The parties in MHSI v State Farm agreed that Garley’s lawsuit was decided on the merits and resulted in a final decision. The question was whether the medical provider was in privity with the injured motorist.
Privity means a party is “so identified in interest with another party that the first litigant represents the same legal right that the later litigant is trying to assert.” MHSI at *3 (quoting Adair at 122). The court acknowledged a prior Michigan Supreme Court decision, TBCI, PC v State Farm, 289 Mich App 39 (2010), which says:
“A healthcare provider seeking payment under a no-fault insurance policy, stands in privity with an injured party who previously brought a lawsuit attempting to claim no-fault benefits under the same policy.”
The court ruled that both the injured party and the medical provider shared a common identity of interests – in enforcing the no-fault act and receiving benefits under the injured party’s policy.
The court recognized a medical provider’s independent standing to bring suit directly against a no-fault provider, but found that the interdependence between the claims of the parties made the healthcare provider’s eligibility dependent on the injured party’s eligibility for no-fault benefits under the policy. This shared interest created privity between medical provider and injured motorist.
MHSI v State Farm isn’t a revolutionary case. Its conclusions regarding privity simply bring together and give authority to arguments the insurance companies have been using against medical providers for some time. However, by giving the insurance industry one case that sums up the argument, MHSI does affect medical provider attorneys’ strategic decision making. The court stated:
“Given that the claims at issue clearly arise from the same operative facts, Garley plainly could have sought payment of MHSI’s medical bills during his trial and, if MHSI felt its interests were not being adequately protected, MHSI could have intervened in Garley’s lawsuit to protect its rights.”
Intervention or independent lawsuit is a strategic decision in many cases. Sometimes, a medical provider will not learn of an injured party’s lawsuit until it is too late to intervene, but there are other reasons not to intervene as well.
Under MHSI, the decision to file an independent lawsuit just got more difficult. By filing a claim based on your medical provider’s independent standing, you put them in a race against the injured party. If settlement is not possible, whichever case goes to the jury first will decide the fate of both claims. Most of the time, diligent trial attorneys will want a hand in that verdict. MHSI has made the case for intervening much more compelling and puts medical provider attorneys on notice: sue at your own risk.

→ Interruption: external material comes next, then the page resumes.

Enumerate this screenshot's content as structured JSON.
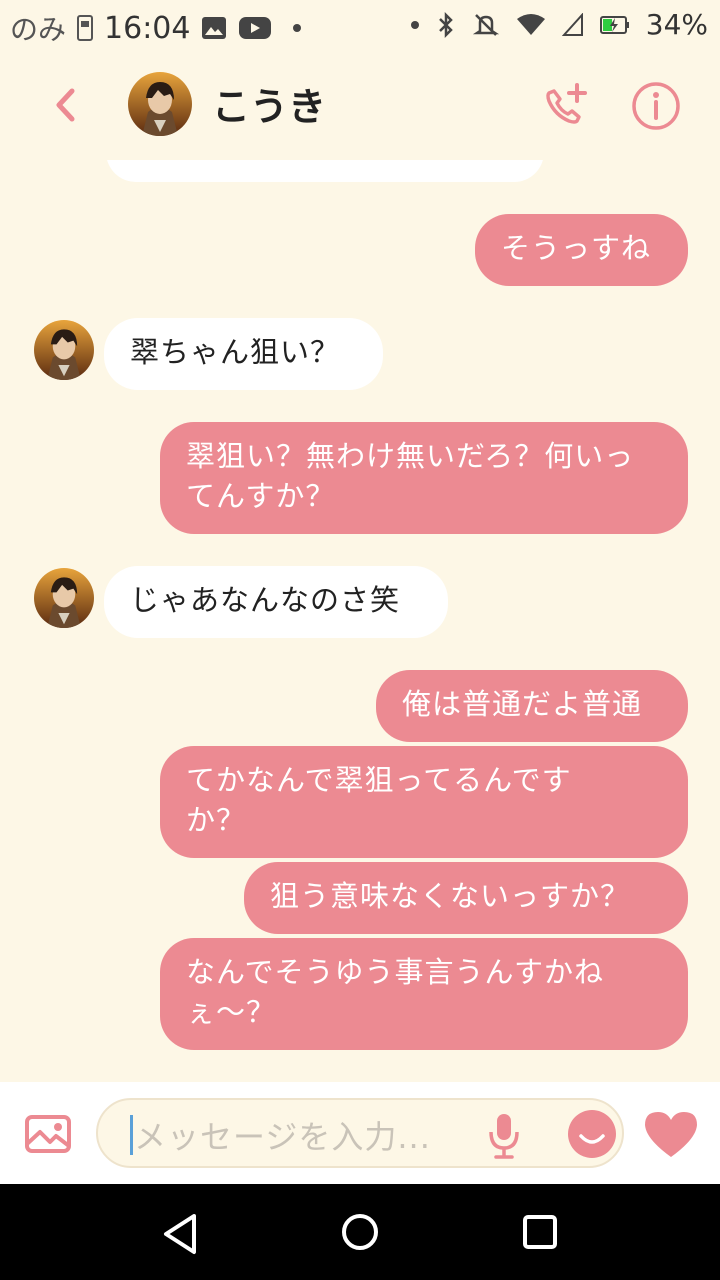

David Christensen is a medical provider attorney at Christensen Law in Southfield, Michigan. He represents medical providers and injured parties against no-fault insurance companies. If your medical provider clients need help collecting their medical billing, contact Christensen Law today for a referral.